Carmen Lundy Deciphers ‘Code Noir,’ Being a Jazz Vocalist & Her Love Affair With Art
By Gail Mitchell, Billboard
Jazz vocalist Carmen Lundy is celebrating the highest debut in her 15-album journey with Code Noir. Released in February, the set bowed at No. 9 on the Jazz Albums chart.
Now at No. 20, the 12-song Code Noir encompasses the independent artist’s love of jazz, blues, Brazilian samba, African rhythms, pop and other influences as she delivers timely and thought-provoking messages about perseverance (“Live Out Loud,” “Whatever It Takes”), social issues (“Black and Blues”) and love (“The Island, the Sea and You”). Lundy, who wrote or co-wrote and arranged all the tracks and plays keyboards/guitar, is accompanied by musicians Patrice Rushen, Ben Williams, Jeff Parker and Kendrick Scott.
Also a skilled, self-taught visual artist who works in oil and “found objects” (wood planks, wine crates, etc.), Lundy recently exhibited one of her pieces, “Blue Woman,” at the Whole 9 Gallery in Culver City, California. The same piece will go on exhibit at jazz station WBGO’s art gallery in Newark, New Jersey, from April until June.
Ahead of traveling to Washington, D.C., to mentor young music artists for two weeks at Betty Carter’s Jazz Ahead program at the Kennedy Center, Lundy chatted with Billboard about her statement-making music and art.
Why do you think this album is resonating so strongly?
I couldn’t have dreamed what this album has ultimately turned out to be. There’s a depth of quality in the overall sound and feeling of it. But I also tried to focus on the voice and not so much on handing it over to [instrumental] solos on every track. Most of the songs were written a year ago or more. But it seems like I put out the record only a month ago its lyrical content about what’s happening today. I don’t know … sometimes the audience doesn’t know it’s looking for something new, different and fresh until they hear it and go yes, that’s right on time.
The album title popped into my head last October while I was home in bed with a cold, reflecting on memories of my family’s roots in rural Florida and the experience of writing and recording the tunes. The term actually refers to the first law written by a person in power of a sovereign nation—the King of France Louis XIV—to make illegal the integration of the African race into white European society.
Two pieces of your art appear on the album’s jacket sleeve. Why did you include them?
I wanted to make a statement about where we are in society with both the album title and my art. I wanted there to be a thought process triggered by listening to the album and knowing the title. And on the inside sleeve, you see the sculpture of a female dripping in different colors [titled “Person of Color”] with an old segregation sign on her chest. All of it has to do with making a statement about this being the 21st century and how some of what’s happening isn’t making sense. It’s also my statement as a jazz vocalist in the 21st century: what does Carmen Lundy look like singing a song at 62 years old?
What does it mean to be a jazz vocalist in the 21st century?
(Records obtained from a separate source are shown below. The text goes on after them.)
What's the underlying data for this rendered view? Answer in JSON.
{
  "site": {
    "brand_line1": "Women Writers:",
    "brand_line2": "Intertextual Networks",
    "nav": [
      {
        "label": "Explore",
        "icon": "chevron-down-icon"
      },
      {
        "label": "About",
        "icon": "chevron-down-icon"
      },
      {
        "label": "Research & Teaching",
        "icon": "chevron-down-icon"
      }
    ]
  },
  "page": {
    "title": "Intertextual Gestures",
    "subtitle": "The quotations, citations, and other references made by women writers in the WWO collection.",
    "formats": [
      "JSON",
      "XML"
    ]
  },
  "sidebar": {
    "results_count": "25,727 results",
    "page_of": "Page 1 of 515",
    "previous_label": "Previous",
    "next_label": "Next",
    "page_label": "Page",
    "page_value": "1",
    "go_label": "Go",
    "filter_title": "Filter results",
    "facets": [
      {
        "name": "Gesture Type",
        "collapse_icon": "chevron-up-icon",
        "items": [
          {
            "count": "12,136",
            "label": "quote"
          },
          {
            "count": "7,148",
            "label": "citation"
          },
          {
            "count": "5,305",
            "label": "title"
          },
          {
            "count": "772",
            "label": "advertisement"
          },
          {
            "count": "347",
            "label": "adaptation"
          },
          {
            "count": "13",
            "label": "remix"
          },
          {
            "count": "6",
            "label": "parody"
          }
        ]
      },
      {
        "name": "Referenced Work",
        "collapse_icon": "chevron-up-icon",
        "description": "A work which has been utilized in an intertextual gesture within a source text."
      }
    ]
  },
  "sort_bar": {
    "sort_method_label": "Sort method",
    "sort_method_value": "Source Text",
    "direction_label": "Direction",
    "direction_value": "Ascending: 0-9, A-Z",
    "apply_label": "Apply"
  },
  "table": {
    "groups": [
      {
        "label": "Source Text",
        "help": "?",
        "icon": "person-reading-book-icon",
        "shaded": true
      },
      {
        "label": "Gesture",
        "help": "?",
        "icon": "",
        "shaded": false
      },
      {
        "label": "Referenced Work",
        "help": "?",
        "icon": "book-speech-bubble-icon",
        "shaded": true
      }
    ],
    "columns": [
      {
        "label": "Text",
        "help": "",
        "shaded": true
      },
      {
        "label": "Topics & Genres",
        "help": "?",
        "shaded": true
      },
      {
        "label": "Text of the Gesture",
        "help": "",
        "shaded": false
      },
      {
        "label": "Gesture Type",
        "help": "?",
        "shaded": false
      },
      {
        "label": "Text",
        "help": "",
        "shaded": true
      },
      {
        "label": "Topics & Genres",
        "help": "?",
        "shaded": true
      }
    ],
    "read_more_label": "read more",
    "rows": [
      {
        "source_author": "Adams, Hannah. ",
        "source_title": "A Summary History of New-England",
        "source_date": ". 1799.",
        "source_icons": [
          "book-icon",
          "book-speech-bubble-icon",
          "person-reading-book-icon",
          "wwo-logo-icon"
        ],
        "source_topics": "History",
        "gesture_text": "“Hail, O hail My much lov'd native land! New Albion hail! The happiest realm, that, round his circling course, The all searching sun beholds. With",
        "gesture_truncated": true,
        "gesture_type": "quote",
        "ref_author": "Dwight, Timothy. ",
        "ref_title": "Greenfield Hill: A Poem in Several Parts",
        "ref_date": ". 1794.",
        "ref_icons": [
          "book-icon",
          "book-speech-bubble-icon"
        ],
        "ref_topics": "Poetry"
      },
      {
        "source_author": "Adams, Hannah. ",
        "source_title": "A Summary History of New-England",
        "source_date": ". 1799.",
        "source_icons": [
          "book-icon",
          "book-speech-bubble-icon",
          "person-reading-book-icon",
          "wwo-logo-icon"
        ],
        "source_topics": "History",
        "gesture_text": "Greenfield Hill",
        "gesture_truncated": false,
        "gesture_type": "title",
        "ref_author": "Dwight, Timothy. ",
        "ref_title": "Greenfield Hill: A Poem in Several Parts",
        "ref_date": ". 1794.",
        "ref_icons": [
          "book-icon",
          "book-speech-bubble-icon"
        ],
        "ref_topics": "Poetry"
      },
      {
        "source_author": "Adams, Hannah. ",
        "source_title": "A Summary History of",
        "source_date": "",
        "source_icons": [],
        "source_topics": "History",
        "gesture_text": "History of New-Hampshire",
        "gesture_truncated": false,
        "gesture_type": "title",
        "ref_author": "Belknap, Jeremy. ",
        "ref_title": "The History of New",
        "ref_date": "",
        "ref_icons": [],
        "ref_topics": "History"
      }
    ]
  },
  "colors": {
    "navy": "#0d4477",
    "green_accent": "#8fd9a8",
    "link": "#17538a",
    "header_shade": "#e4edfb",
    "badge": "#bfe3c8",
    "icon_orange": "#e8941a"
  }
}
What’s happening is a lot of R&B artists are being booked on jazz festivals, which leaves us jazz vocalists with little or no space. At a show I did last summer, Macy Gray was on one stage and I’m on another at the same time at the same festival. The audience is confused. Smooth jazz is not really jazz. It’s like a slicker R&B with a little improv on it. The average 18-year-old kid who grew up in the black community doesn’t know who Miles Davis is.
Perhaps it’s because jazz has become more and more defined as existing at a certain period of time in history and that certain time in history has become the definitive sound that we associate with the music. After Miles, Dizzy Gillespie, Freddie Hubbard and others passed away, the only persons we’ve got in an iconic sense are probably Herbie Hancock and Wayne Shorter. We don’t have the same iconic figures representing the music.
How does art feed your music and vice versa?
I can paint and it’s done. There’s no applause, no rehearsing the band but I’m still in a creative mode. Painting became something I added to my day. It wasn’t my source of income, so it didn’t matter what I painted. It’s a wonderful release, a way to realize an idea without having any judgment or critique associated with it. And the colors represent the same feeling that you convey in a note, chord change or rhythm.
What do you want your music legacy to be?
Ultimately, my contribution to this music, whatever the continuum is, lies in what I’ve brought to my own honest presentation of how jazz has affected me. That’s why I continue to pursue this end of my artistic expression rather than just represent the traditional jazz singer with tunes written by others and interpret the heck out of them. At the end, when you drop that needle, you’ve got to hear me. And that’s where Code Noir has placed me: when you’re listening, you’re hearing something new that sounds like something you know.